Twin Cities youth speak out on violence and making their voices heard

Young leaders with AFSC and Youth Undoing Institutional Racism. Screenshot: KARE11

Watch the news story on KARE11. 

On June 7, the American Friends Service Committee (AFSC) and Youth Undoing Institutional Racism held a press conference at North Commons in Minneapolis.

The young are wise and the wise are young, yet we have not been heard from. So now, it is time to hear our truth. We are young people in the Twin Cities and we are also the future leaders of our communities. The proposed safety plans by city leaders like Mayor Frey do not include our voices. As the youth who are being most directly impacted by violence in our communities, we need to be at every decision-making table.

The problem is that in the middle of the COVID-19 pandemic where our communities are being most affected and the increase of violence has been unprecedented, the proposed plans mainly center the increase of police funding instead of what they should be focusing on; which is increasing resources and passing youth-influenced policies.

The omission of our youth voice in these proposals, further isolate us from the decision-making tables.

We are asking community leaders, decision makers, teachers, educators, nonprofits leaders and lawmakers to:

  1. In terms of safety we are asking that we not rely on police intervention at the threat of violence. Both currently and historically, police presence has not equaled safety. We need to include creative approaches to safety that are personalized to each community. A generalized approach is not applicable to every situation.
  2. In terms of resources we are demanding a consistent flow of resources that are distributed equitably and are integrated into a young person's life before they are introduced into the criminal justice system.
  3. In terms of the language used surrounding violence affecting youth, we feel that the Language too narrowly focuses on the deficits in our communities and not enough on our strengths, creativity and ambitions. We are asking.... that we be seen fully and embraced for our inherent leadership abilities.
  4. In terms of policy surrounding violence affecting youth, we feel that the primary focus is on punishment and not enough on addressing the underlying systemic issues caused by the lack of resources in our communities. The violence currently unfairly impacts black youth. We are asking for intentional space to be created at the decision-making tables for ALL youth to influence policy decisions regarding violence and its impact on us.
  5. In terms of youth leadership we are asking decision makers to be consistent with their efforts at Re-investing in Leadership opportunities for youth. Opportunities such as Paid fellowship and internships at all levels of Non-Profit Orgs, For-Profit orgs and Government offices.
    1. Next, in regards to youth leadership we are also asking our peers to step into their leadership potential. This means stand up and stand out, even when your immediate environment tells you to sit down and fit in. We belong at the decision-making tables. Our voices are needed, if we want to see real, long-lasting change.
  6. In terms of trauma, we are demanding funding for youth-led, trauma informed AND healing-centered engagement. We have a voice and we can speak for ourselves. Our trauma is real. We are experiencing systemic trauma from policing, education, healthcare, racialized violence both historic and current, and a misuse of resources in our communities. As the youngest leaders in our society, we demand that we are invited to the decision-making table to influence how and where these resources will be distributed.

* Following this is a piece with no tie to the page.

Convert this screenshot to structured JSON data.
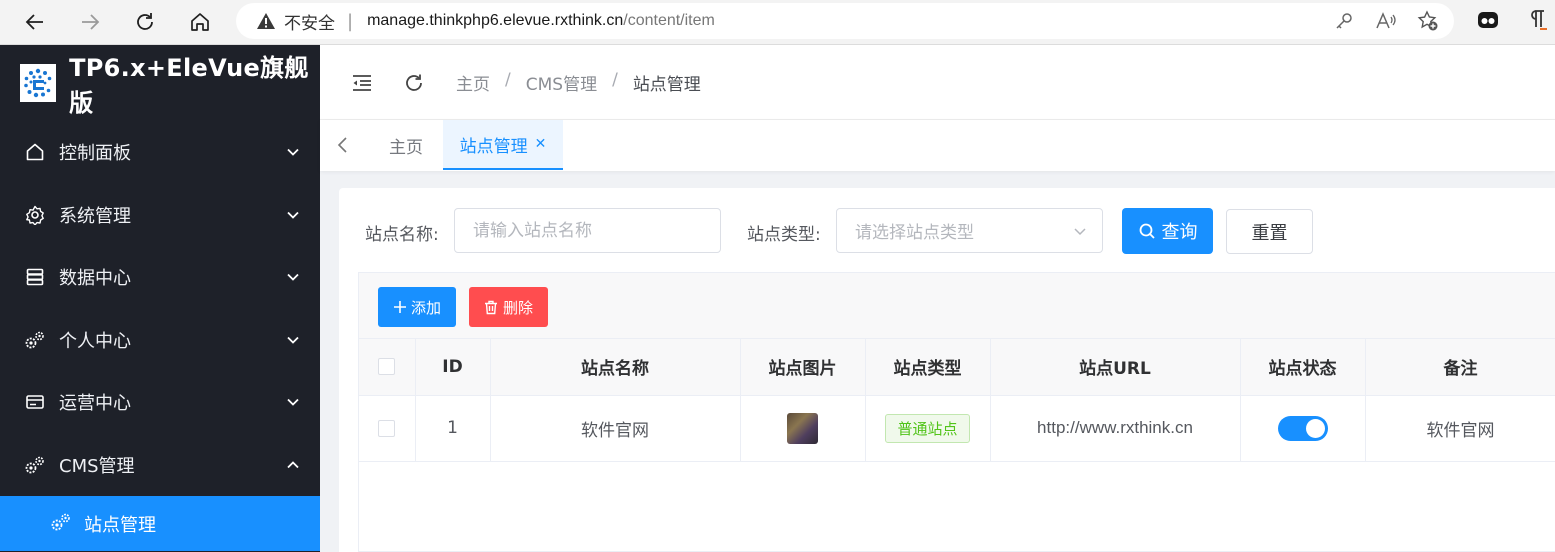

Speakers at the press conference included: Kanandi Mack (10), Andwele Mack (7), Malaki-Milton Jackson (19), Aazia-Marie Ross (25), Elijah Kamau (19), Tajelle Freeman (17), Lewiee Blaze (23), Umeran Hailu (17), Keenan Dickerson (21).

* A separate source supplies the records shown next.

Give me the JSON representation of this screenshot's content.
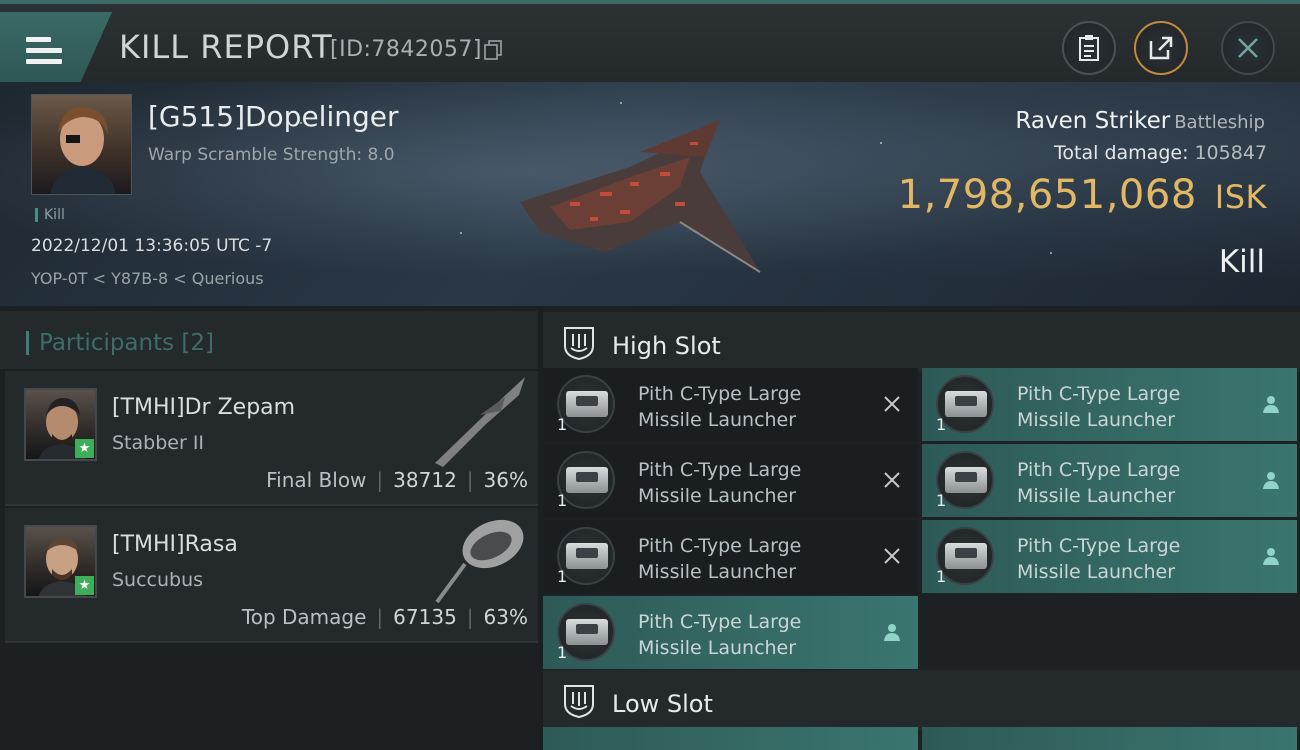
{
  "header": {
    "title": "KILL REPORT",
    "report_id": "[ID:7842057]",
    "icons": [
      "menu-icon",
      "copy-icon",
      "clipboard-icon",
      "share-icon",
      "close-icon"
    ]
  },
  "victim": {
    "name": "[G515]Dopelinger",
    "warp_scramble": "Warp Scramble Strength: 8.0",
    "kill_tag": "Kill",
    "datetime": "2022/12/01 13:36:05 UTC -7",
    "location": "YOP-0T < Y87B-8 < Querious",
    "ship_name": "Raven Striker",
    "ship_class": "Battleship",
    "total_damage_label": "Total damage:",
    "total_damage": "105847",
    "isk_value": "1,798,651,068",
    "isk_unit": "ISK",
    "result": "Kill"
  },
  "participants": {
    "title": "Participants [2]",
    "rows": [
      {
        "name": "[TMHI]Dr Zepam",
        "ship": "Stabber II",
        "role": "Final Blow",
        "damage": "38712",
        "percent": "36%"
      },
      {
        "name": "[TMHI]Rasa",
        "ship": "Succubus",
        "role": "Top Damage",
        "damage": "67135",
        "percent": "63%"
      }
    ]
  },
  "slots": {
    "high_label": "High Slot",
    "low_label": "Low Slot",
    "high_modules": [
      {
        "line1": "Pith C-Type Large",
        "line2": "Missile Launcher",
        "qty": "1",
        "status": "destroyed"
      },
      {
        "line1": "Pith C-Type Large",
        "line2": "Missile Launcher",
        "qty": "1",
        "status": "dropped"
      },
      {
        "line1": "Pith C-Type Large",
        "line2": "Missile Launcher",
        "qty": "1",
        "status": "destroyed"
      },
      {
        "line1": "Pith C-Type Large",
        "line2": "Missile Launcher",
        "qty": "1",
        "status": "dropped"
      },
      {
        "line1": "Pith C-Type Large",
        "line2": "Missile Launcher",
        "qty": "1",
        "status": "destroyed"
      },
      {
        "line1": "Pith C-Type Large",
        "line2": "Missile Launcher",
        "qty": "1",
        "status": "dropped"
      },
      {
        "line1": "Pith C-Type Large",
        "line2": "Missile Launcher",
        "qty": "1",
        "status": "dropped"
      }
    ]
  },
  "colors": {
    "accent_teal": "#3a7570",
    "isk_gold": "#e2b865",
    "share_ring": "#c18a3e",
    "star_green": "#3fae5b"
  }
}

AFSC’s Healing Justice Program/Youth Undoing Institutional Racism works to disrupt the cradle-to-prison pipeline through anti-racist youth organizing, restorative practices, coalition building and thought leadership. We help to build the capacity of youth, educators and community members as they seek to have intentional conversations about race, racism and institutions and their lasting effects.